TASK TO CARRY OUT: Please return every line of the records below that holds the word "this".

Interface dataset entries
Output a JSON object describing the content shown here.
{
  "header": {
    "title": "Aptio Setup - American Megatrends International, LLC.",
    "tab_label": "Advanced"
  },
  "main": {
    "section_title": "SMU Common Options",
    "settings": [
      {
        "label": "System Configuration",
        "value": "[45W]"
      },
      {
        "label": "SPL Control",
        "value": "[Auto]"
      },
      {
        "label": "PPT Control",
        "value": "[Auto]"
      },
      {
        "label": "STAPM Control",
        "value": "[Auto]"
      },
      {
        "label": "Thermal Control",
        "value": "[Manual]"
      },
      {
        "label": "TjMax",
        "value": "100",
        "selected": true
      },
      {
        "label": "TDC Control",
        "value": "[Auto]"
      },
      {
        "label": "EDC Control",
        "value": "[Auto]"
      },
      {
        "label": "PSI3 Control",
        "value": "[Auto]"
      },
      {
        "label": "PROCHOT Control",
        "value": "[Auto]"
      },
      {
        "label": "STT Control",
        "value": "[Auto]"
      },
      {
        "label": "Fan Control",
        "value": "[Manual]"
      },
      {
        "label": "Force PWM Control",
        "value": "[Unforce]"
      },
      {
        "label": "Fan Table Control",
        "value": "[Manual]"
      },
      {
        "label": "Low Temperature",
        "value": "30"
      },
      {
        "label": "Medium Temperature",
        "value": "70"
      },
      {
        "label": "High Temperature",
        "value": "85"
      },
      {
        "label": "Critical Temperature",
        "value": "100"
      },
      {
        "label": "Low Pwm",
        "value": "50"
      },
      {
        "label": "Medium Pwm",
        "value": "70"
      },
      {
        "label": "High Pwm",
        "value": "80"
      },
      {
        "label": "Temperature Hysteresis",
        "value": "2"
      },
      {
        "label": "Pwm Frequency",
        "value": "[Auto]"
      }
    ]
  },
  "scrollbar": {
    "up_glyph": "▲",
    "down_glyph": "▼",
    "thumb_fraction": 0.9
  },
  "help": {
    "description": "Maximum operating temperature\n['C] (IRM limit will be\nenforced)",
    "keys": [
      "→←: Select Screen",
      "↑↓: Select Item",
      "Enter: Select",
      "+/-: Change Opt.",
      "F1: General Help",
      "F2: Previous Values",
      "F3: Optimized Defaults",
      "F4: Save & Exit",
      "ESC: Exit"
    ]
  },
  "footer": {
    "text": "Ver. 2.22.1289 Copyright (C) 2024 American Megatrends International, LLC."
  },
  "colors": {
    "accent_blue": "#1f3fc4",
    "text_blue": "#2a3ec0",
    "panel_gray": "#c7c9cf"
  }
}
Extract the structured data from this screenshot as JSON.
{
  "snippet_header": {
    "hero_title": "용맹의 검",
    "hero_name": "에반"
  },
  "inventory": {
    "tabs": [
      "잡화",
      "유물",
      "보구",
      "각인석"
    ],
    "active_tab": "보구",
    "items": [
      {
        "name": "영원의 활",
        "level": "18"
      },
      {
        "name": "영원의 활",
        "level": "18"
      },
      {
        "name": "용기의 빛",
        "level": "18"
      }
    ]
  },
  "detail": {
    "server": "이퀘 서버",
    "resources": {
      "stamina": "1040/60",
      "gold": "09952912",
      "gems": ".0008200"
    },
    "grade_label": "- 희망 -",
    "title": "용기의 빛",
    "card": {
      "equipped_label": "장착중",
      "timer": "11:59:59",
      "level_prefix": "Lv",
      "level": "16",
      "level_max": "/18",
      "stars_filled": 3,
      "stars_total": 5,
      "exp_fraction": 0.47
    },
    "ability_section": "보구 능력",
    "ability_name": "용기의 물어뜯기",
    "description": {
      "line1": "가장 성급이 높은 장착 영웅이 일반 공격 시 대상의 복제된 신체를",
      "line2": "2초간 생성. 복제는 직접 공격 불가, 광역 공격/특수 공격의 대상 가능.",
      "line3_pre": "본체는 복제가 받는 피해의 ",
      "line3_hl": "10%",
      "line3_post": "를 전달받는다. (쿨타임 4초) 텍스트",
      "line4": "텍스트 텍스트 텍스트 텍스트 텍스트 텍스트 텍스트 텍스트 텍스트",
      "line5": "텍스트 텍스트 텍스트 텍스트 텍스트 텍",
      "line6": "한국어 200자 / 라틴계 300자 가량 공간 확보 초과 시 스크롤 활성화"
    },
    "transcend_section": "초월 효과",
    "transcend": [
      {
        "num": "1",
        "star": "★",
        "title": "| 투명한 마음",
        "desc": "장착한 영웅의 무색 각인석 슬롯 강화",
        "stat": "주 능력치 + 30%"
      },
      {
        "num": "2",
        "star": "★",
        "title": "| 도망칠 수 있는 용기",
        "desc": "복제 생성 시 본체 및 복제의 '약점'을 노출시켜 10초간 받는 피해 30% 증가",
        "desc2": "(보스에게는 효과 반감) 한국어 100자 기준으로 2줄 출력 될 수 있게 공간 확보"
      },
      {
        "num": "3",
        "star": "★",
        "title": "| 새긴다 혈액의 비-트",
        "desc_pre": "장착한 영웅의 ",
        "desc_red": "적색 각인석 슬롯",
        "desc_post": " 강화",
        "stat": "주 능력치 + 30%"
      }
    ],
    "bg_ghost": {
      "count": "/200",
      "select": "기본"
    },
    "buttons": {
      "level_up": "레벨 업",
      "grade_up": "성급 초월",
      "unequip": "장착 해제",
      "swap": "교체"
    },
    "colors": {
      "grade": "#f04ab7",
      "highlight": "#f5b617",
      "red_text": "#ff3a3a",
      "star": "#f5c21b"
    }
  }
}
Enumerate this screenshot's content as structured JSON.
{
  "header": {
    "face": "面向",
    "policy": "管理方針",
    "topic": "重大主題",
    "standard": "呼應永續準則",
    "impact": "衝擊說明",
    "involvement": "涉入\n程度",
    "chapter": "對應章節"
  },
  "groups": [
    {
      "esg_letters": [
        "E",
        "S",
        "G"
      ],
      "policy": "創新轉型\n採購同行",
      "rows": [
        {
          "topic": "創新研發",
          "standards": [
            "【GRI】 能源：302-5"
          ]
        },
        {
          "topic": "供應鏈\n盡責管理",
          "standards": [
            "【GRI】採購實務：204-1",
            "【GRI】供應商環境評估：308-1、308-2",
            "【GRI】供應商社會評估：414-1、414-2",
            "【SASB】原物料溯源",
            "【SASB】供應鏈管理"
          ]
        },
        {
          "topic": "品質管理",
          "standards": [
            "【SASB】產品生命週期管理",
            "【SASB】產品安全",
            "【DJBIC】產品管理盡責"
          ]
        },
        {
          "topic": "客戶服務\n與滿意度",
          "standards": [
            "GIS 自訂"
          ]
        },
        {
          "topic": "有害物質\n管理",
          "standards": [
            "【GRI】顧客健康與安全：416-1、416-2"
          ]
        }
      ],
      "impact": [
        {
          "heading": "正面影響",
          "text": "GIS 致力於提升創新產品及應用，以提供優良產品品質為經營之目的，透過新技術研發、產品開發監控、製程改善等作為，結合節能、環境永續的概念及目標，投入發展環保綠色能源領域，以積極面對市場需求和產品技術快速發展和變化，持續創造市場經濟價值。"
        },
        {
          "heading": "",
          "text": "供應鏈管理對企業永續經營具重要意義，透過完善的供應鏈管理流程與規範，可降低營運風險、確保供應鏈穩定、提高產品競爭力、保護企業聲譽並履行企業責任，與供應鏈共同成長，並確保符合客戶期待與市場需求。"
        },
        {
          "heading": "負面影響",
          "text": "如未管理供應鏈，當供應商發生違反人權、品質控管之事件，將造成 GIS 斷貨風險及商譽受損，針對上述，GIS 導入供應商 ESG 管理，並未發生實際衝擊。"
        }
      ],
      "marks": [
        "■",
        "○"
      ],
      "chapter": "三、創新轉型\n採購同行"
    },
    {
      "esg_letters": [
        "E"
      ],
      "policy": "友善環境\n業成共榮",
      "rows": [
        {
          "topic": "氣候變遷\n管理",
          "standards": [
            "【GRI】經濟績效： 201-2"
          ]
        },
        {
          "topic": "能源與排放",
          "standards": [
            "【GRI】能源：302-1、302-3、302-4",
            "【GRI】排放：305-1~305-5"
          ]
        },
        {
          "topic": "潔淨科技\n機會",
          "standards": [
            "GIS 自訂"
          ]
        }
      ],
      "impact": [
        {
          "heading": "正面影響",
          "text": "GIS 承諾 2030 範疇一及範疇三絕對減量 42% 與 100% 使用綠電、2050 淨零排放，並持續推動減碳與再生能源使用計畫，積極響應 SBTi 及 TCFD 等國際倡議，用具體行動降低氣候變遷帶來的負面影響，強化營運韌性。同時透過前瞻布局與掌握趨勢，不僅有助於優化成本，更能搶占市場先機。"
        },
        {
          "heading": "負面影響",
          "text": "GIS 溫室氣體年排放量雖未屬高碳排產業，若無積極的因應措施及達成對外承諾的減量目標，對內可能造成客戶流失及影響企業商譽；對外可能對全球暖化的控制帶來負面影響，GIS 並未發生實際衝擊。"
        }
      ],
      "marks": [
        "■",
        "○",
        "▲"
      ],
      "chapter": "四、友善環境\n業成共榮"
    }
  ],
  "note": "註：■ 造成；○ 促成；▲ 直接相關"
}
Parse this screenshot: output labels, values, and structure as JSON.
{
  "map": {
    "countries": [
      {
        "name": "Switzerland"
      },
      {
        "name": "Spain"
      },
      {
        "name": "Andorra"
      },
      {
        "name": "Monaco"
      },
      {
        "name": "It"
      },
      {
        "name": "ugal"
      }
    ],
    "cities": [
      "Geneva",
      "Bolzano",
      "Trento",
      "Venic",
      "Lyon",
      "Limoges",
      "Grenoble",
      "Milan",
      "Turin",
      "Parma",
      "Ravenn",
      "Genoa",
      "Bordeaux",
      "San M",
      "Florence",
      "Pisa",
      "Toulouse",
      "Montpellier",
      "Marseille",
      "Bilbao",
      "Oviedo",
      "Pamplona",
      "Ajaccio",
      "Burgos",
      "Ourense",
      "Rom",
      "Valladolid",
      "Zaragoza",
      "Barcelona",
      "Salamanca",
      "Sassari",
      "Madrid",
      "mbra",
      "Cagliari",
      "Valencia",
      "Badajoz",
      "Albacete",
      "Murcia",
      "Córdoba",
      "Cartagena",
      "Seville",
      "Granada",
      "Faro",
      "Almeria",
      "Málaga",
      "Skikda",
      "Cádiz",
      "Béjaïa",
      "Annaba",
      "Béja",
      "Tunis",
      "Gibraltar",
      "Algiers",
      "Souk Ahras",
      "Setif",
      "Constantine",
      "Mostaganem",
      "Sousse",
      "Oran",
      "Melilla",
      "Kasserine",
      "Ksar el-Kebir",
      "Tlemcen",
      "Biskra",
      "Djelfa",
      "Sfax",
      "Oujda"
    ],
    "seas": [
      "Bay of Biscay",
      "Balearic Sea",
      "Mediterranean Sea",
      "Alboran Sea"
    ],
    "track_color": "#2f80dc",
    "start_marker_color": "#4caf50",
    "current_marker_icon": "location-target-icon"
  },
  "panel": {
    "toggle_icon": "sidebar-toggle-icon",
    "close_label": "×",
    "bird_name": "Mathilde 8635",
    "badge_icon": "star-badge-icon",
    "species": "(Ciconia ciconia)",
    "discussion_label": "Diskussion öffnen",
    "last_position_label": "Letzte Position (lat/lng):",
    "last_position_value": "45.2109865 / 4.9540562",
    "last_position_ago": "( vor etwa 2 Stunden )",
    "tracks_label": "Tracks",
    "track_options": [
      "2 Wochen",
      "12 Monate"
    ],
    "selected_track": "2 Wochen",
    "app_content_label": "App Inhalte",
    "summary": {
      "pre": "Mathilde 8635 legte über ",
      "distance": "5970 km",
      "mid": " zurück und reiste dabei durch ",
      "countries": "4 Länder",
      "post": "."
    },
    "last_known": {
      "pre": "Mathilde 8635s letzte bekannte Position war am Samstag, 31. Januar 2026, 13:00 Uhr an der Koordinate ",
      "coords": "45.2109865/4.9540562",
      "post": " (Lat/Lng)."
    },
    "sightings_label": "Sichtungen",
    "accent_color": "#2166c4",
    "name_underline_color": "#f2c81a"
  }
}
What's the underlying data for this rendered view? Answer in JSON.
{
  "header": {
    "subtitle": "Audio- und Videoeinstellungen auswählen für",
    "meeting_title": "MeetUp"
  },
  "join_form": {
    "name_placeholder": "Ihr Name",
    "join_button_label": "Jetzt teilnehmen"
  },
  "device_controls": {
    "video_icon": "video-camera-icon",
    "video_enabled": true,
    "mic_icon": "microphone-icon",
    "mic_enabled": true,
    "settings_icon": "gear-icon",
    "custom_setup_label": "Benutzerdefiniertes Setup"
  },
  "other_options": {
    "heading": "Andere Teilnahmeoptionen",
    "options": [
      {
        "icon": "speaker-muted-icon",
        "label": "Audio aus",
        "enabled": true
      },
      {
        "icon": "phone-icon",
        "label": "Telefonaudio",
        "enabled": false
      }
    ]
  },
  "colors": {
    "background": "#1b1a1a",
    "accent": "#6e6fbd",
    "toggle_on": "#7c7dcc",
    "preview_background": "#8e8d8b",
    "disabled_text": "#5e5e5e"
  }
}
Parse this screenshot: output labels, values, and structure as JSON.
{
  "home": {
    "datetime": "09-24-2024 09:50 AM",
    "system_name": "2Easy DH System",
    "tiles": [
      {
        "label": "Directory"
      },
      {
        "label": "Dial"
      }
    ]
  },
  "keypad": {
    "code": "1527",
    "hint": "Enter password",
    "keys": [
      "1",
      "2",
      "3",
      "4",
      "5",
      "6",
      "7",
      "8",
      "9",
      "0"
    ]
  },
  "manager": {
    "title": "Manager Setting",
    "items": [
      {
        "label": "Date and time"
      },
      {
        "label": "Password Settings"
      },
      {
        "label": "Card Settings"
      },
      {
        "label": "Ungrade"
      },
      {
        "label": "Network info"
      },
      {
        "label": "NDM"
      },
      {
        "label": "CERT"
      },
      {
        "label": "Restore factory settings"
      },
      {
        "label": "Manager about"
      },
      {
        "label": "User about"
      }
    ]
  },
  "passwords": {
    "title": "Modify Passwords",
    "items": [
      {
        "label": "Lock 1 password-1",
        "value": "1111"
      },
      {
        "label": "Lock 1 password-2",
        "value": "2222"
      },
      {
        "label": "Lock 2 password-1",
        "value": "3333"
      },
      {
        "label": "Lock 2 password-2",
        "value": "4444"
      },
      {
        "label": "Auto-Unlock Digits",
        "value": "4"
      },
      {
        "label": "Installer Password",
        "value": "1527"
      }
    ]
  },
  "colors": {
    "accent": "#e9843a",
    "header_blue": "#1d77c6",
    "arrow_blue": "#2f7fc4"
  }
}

TASK OUTPUT:
Extract the structured data from this screenshot as JSON.
Enumerate this screenshot's content as structured JSON.
Parse this screenshot: output labels, values, and structure as JSON.
What's the underlying data for this rendered view? Answer in JSON.
Parse this screenshot: output labels, values, and structure as JSON.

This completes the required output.